Fuel saving tips
With fuel prices set to remain high for some time, it’s worth drivers doing what they can to make their fuel go further. Check out this blog to find out what you can do to save money at the fuel pump!
How driving economically can save you money
In March 2022, we saw the price of petrol and diesel rise at the fastest rate in over 30 years, causing mayhem at fuel stations across the country as panicked drivers queued to fill up their tanks (and jerry cans) before prices increased even further.
According to the Office for National Statistics, the average cost of petrol in March 2021 was 123.7 pence per litre – fast forward a year later and the price of petrol increased by over 25% with drivers paying 160.2 pence per litre. For diesel, the average cost in March 2022 was 170.5 pence per litre, the highest rate ever recorded.
"The 12-month rate for motor fuels and lubricants was 30.7%, the highest since before the start of the historic modelled series in January 1989."
- Office for National Statistics, 2022
With fuel prices set to remain high for some time, it’s worth drivers doing what they can to make their fuel (and money) go further.
1. Remove unnecessary weight from the boot
We’re all guilty of using our car boots as a space to store items destined for a friend or family member, the local charity shop, or the skip. But, the bin liners full of old clothes, unused toys, and unwanted books soon become forgotten about and before you know it, you’re driving around with an extra three kilos in the boot.
Set some time aside to clear out your car boot – not only will this free up space for necessary car items I.e. first aid box, puncture repair kit, and jumper cables, your car will be lighter which means that it will be using less fuel when you’re driving around. Who knows... you might even find the kids’ lost football boots or your long-lost gym bag when organising your car boot?
2. Remove roof racks and roof boxes when not in use
With the UK being in the height of 'staycation season', it can be easier to keep roof racks and roof boxes secured on the top of your vehicle ready for the upcoming camping trip or caravan holiday, rather than removing them. However, the weight that these items add means that your car’s engine is working harder to get up to speed; increasing drag and your fuel consumption!

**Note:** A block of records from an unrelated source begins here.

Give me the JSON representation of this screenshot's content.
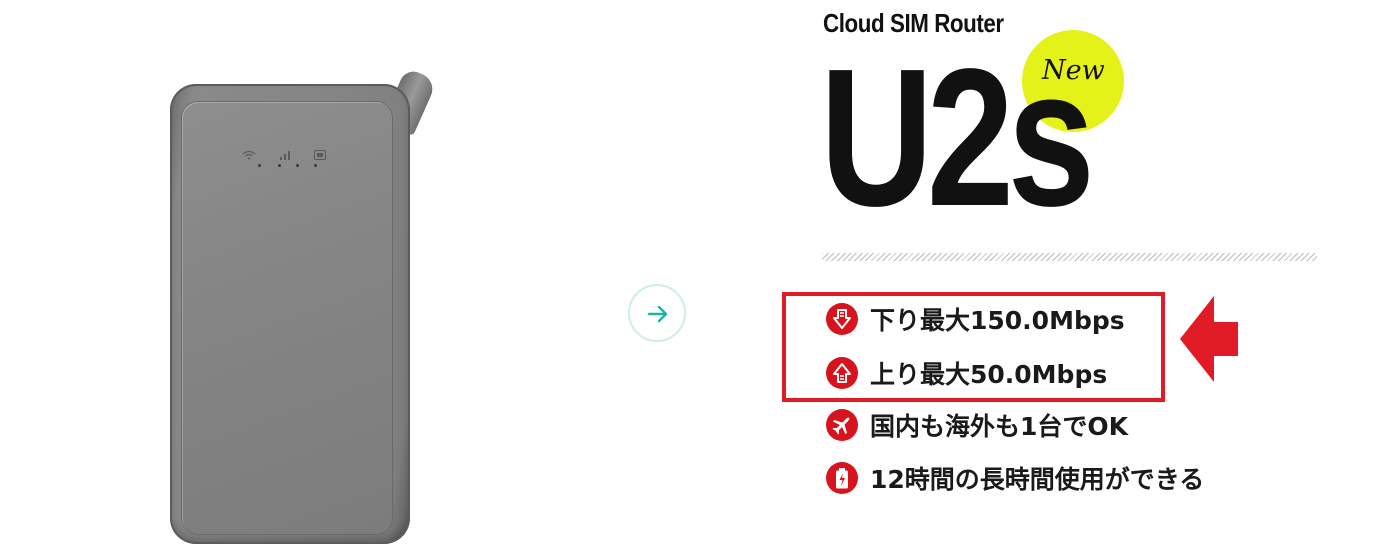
{
  "product": {
    "brand_line": "Cloud SIM Router",
    "model": "U2s",
    "badge": "New"
  },
  "features": [
    {
      "icon": "download-arrow-icon",
      "text": "下り最大150.0Mbps"
    },
    {
      "icon": "upload-arrow-icon",
      "text": "上り最大50.0Mbps"
    },
    {
      "icon": "airplane-icon",
      "text": "国内も海外も1台でOK"
    },
    {
      "icon": "battery-icon",
      "text": "12時間の長時間使用ができる"
    }
  ],
  "colors": {
    "accent_red": "#d7141d",
    "badge_yellow": "#e5f21a",
    "arrow_teal": "#1bb5a8"
  }
}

Even if you decide to keep your roof rack and/or roof box on your vehicle during the week (when you’re driving to and from work or on the school run), it’s worthwhile removing the heavier items, such as camping equipment, from your roof rack and/or roof box so there’s no unnecessary weight being added to your car.
3. Avoid aggressive acceleration
The AA recommends that you accelerate gently and decelerate smoothly to help reduce the amount of fuel your car, van, or motorbike consumes.
Being mindful of the road ahead means that you’re able to keep up with traffic (instead of putting your foot down to catch up with the vehicle in front of you) and avoid breaking at the last second – you’ll also be helping to keep yourself and other road users safe.
4. Turn off the air-con
Did you know that when travelling at low speeds, having the air-con switched on increases the amount of fuel your car or van uses? Because of this, it’s a good idea to opt to wind down the windows instead of having the air-con on when driving >30mph.
Make sure to run your air-con at least once a week as it helps to keep the system in good condition.
When it comes to servicing your air-con, most manufacturers recommend that this is done every other year, so it continues to run efficiently. If your air-con is blowing cold air, it won’t demist the windows as quickly, meaning that more fuel will be used as the engine works harder than it would usually do to clear the windows of any mist.
As well as the air-con, there are a number of electrical appliances in your vehicle that you can turn off when not in use. For example, your rear window heater and headlights (when driving in daylight); all of which increase your fuel consumption when in use.
5. Change gears early
For a number of years, manufacturers have fitted vehicles with a gear shift indicator to encourage drivers to use the most efficient gear for the speed (and incline) they are travelling. For diesel cars, the AA recommends that you change up gears at an engine speed of 2,000 RPM and for petrol cars, you should change up gears at 2,500 RPM.
Information includes references to:
Office for National Statistics – Consumer price inflation, UK: March 2022